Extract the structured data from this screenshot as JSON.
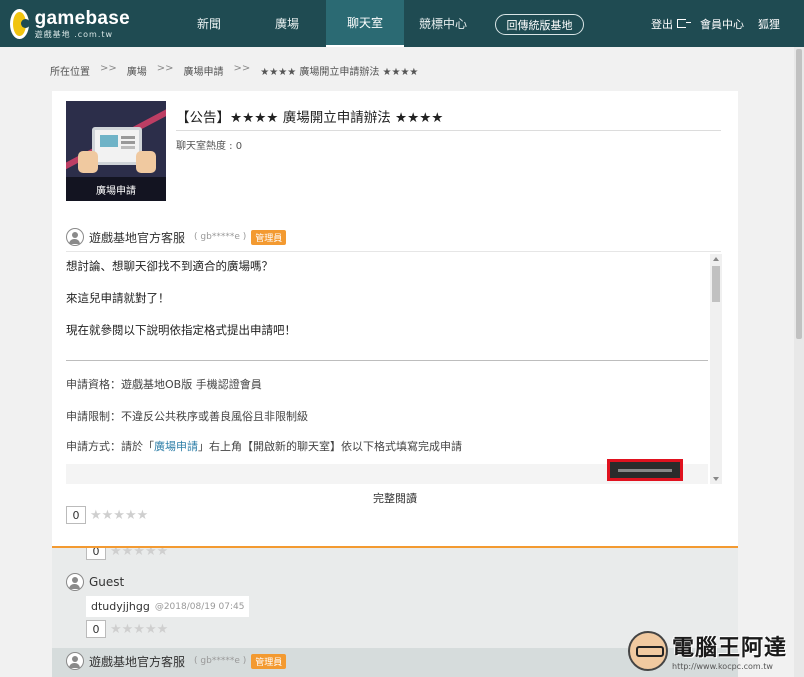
{
  "header": {
    "logo_word": "gamebase",
    "logo_sub": "遊戲基地 .com.tw",
    "nav": [
      "新聞",
      "廣場",
      "聊天室",
      "競標中心"
    ],
    "active_nav": 2,
    "classic_button": "回傳統版基地",
    "logout": "登出",
    "member_center": "會員中心",
    "user": "狐狸"
  },
  "breadcrumb": [
    "所在位置",
    "廣場",
    "廣場申請",
    "★★★★ 廣場開立申請辦法 ★★★★"
  ],
  "post": {
    "thumb_label": "廣場申請",
    "title": "【公告】★★★★ 廣場開立申請辦法 ★★★★",
    "heat": "聊天室熱度 : 0",
    "author": "遊戲基地官方客服",
    "author_id": "( gb*****e )",
    "badge": "管理員",
    "lines": [
      "想討論、想聊天卻找不到適合的廣場嗎？",
      "來這兒申請就對了！",
      "現在就參閱以下說明依指定格式提出申請吧！"
    ],
    "qualification": "申請資格：遊戲基地OB版 手機認證會員",
    "restriction": "申請限制：不違反公共秩序或善良風俗且非限制級",
    "method_prefix": "申請方式：請於「",
    "method_link": "廣場申請",
    "method_suffix": "」右上角【開啟新的聊天室】依以下格式填寫完成申請",
    "read_all": "完整閱讀",
    "count": "0",
    "stars": "★★★★★"
  },
  "comments": {
    "top_count": "0",
    "guest_name": "Guest",
    "guest_text": "dtudyjjhgg",
    "guest_time": "@2018/08/19 07:45",
    "guest_count": "0",
    "next_author": "遊戲基地官方客服",
    "next_author_id": "( gb*****e )",
    "next_badge": "管理員"
  },
  "watermark": {
    "title": "電腦王阿達",
    "url": "http://www.kocpc.com.tw"
  }
}
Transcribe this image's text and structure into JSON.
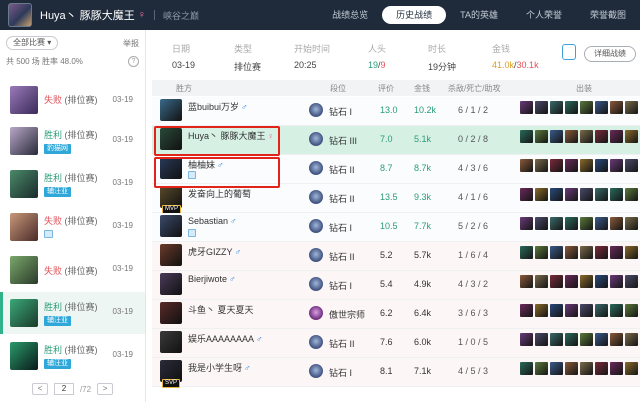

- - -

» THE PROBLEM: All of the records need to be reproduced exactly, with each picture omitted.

» RESPONSE FOR THIS EXERCISE:
Extract the structured data from this screenshot as JSON.
{
  "header": {
    "logo_word": "gamebase",
    "logo_sub": "遊戲基地 .com.tw",
    "nav": [
      "新聞",
      "廣場",
      "聊天室",
      "競標中心"
    ],
    "active_nav": 2,
    "classic_button": "回傳統版基地",
    "logout": "登出",
    "member_center": "會員中心",
    "user": "狐狸"
  },
  "breadcrumb": [
    "所在位置",
    "廣場",
    "廣場申請",
    "★★★★ 廣場開立申請辦法 ★★★★"
  ],
  "post": {
    "thumb_label": "廣場申請",
    "title": "【公告】★★★★ 廣場開立申請辦法 ★★★★",
    "heat": "聊天室熱度 : 0",
    "author": "遊戲基地官方客服",
    "author_id": "( gb*****e )",
    "badge": "管理員",
    "lines": [
      "想討論、想聊天卻找不到適合的廣場嗎？",
      "來這兒申請就對了！",
      "現在就參閱以下說明依指定格式提出申請吧！"
    ],
    "qualification": "申請資格：遊戲基地OB版 手機認證會員",
    "restriction": "申請限制：不違反公共秩序或善良風俗且非限制級",
    "method_prefix": "申請方式：請於「",
    "method_link": "廣場申請",
    "method_suffix": "」右上角【開啟新的聊天室】依以下格式填寫完成申請",
    "read_all": "完整閱讀",
    "count": "0",
    "stars": "★★★★★"
  },
  "comments": {
    "top_count": "0",
    "guest_name": "Guest",
    "guest_text": "dtudyjjhgg",
    "guest_time": "@2018/08/19 07:45",
    "guest_count": "0",
    "next_author": "遊戲基地官方客服",
    "next_author_id": "( gb*****e )",
    "next_badge": "管理員"
  },
  "watermark": {
    "title": "電腦王阿達",
    "url": "http://www.kocpc.com.tw"
  }
}
Transcribe this image's text and structure into JSON.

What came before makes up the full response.